Delaying care for serious symptoms can be harmful to your health.
At the height of the COVID-19 pandemic and subsequent shelter-in-place orders, many people were understandably wary of leaving their homes, even to seek needed medical care.
However, delaying care — whether it’s going in for regular checkups, getting preventive tests and screenings, or taking steps to manage a long-term or chronic condition — can have serious health consequences.
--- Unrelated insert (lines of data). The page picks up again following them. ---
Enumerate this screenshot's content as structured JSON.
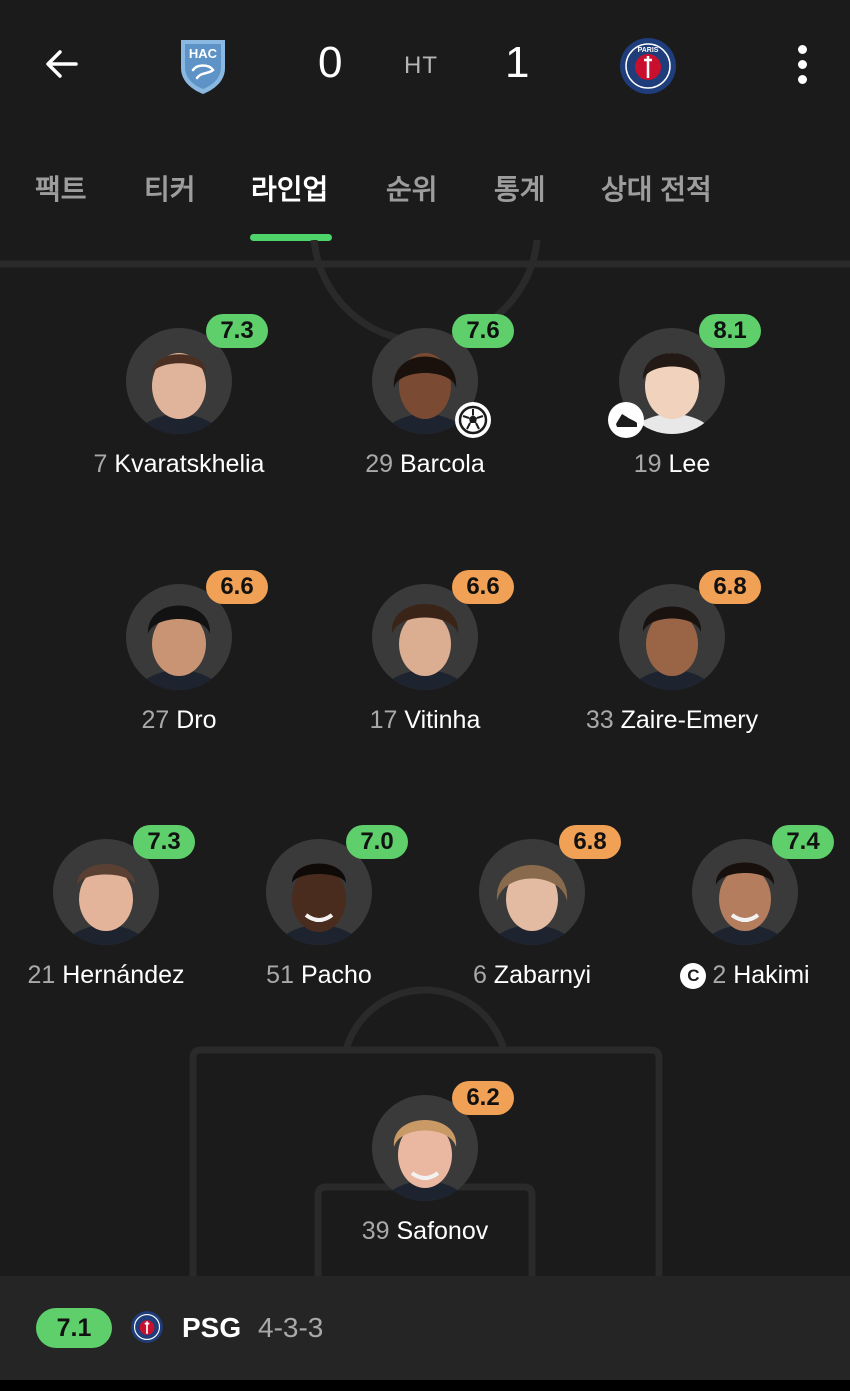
{
  "header": {
    "home_team": "HAC",
    "home_score": "0",
    "status": "HT",
    "away_score": "1",
    "away_team": "PARIS"
  },
  "tabs": [
    {
      "label": "팩트",
      "active": false
    },
    {
      "label": "티커",
      "active": false
    },
    {
      "label": "라인업",
      "active": true
    },
    {
      "label": "순위",
      "active": false
    },
    {
      "label": "통계",
      "active": false
    },
    {
      "label": "상대 전적",
      "active": false
    }
  ],
  "colors": {
    "rating_high": "#5ecf6b",
    "rating_mid": "#f0a155",
    "accent": "#4fd36b",
    "background": "#1b1b1b"
  },
  "lineup": {
    "forwards": [
      {
        "number": "7",
        "name": "Kvaratskhelia",
        "rating": "7.3",
        "rating_level": "green"
      },
      {
        "number": "29",
        "name": "Barcola",
        "rating": "7.6",
        "rating_level": "green",
        "event_icon": "goal-ball-icon"
      },
      {
        "number": "19",
        "name": "Lee",
        "rating": "8.1",
        "rating_level": "green",
        "event_icon": "assist-boot-icon"
      }
    ],
    "midfielders": [
      {
        "number": "27",
        "name": "Dro",
        "rating": "6.6",
        "rating_level": "orange"
      },
      {
        "number": "17",
        "name": "Vitinha",
        "rating": "6.6",
        "rating_level": "orange"
      },
      {
        "number": "33",
        "name": "Zaire-Emery",
        "rating": "6.8",
        "rating_level": "orange"
      }
    ],
    "defenders": [
      {
        "number": "21",
        "name": "Hernández",
        "rating": "7.3",
        "rating_level": "green"
      },
      {
        "number": "51",
        "name": "Pacho",
        "rating": "7.0",
        "rating_level": "green"
      },
      {
        "number": "6",
        "name": "Zabarnyi",
        "rating": "6.8",
        "rating_level": "orange"
      },
      {
        "number": "2",
        "name": "Hakimi",
        "rating": "7.4",
        "rating_level": "green",
        "captain": "C"
      }
    ],
    "goalkeeper": {
      "number": "39",
      "name": "Safonov",
      "rating": "6.2",
      "rating_level": "orange"
    }
  },
  "footer": {
    "team_rating": "7.1",
    "team_name": "PSG",
    "formation": "4-3-3"
  }
}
And ignoring symptoms of more serious medical issues, such as signs of a heart attack or stroke, can be life-threatening or can lead to serious health complications.
In the early months of the pandemic (between March and May 2020), for example, fewer patients were getting care for strokes, according to a study published by the Kaiser Permanente Division of Research in Northern California in August 2020. A similar trend was found for patients experiencing heart attack symptoms during the spring 2020 COVID-19 surge.
In response, Kaiser Permanente redoubled its efforts, sending emails and letters directly to members and putting messages on kp.org to encourage patients to immediately call 911 or go to the nearest emergency room if they have stroke symptoms.
Kaiser Permanente wasn’t the only organization spreading this message. Health care organizations such as the American Heart Association started public health campaigns encouraging patients to not delay care for serious issues. Media coverage warned of the dangers of not getting needed care.
These collective efforts have paid off, a follow-up study, released in June 2021, shows.
“This study suggests that we were successful in our efforts to reassure patients that it was important to leave their homes and seek emergency care and that they could do so safely,” said the study’s lead author Matthew D. Solomon, MD, PhD, a cardiologist for The Permanente Medical Group and a physician researcher with the Kaiser Permanente Division of Research in Northern California.
Throughout the pandemic, Kaiser Permanente has been dedicated to keeping our facilities open and accessible so that our doctors and care teams can safely provide safe, high-quality care to our members. To prevent the spread of COVID-19, we expanded our rigorous safety practices in alignment with public health guidelines. These practices include:
We also worked to help our members understand when telehealth might be an appropriate option. It’s important to come into our facilities when experiencing serious symptoms, such as those associated with a heart attack or stroke, but for nonemergency needs, telehealth allows members to seek care from the comfort and safety of their own homes.
During the pandemic, many members embraced telehealth for the first time: In 2020, Kaiser Permanente members took part in 28 times more video visits than in all of 2019.
“Kaiser Permanente is uniquely positioned to seamlessly blend virtual and in-person care to support total health,” said Arthur M. Southam, MD, executive vice president of health plan operations. “While virtual care will continue to be a safe, high-quality choice for our members post-pandemic, we want to remind them that they have options in how to seek care. With Kaiser Permanente, these options ensure they receive the right care, at the right time, in the right place.”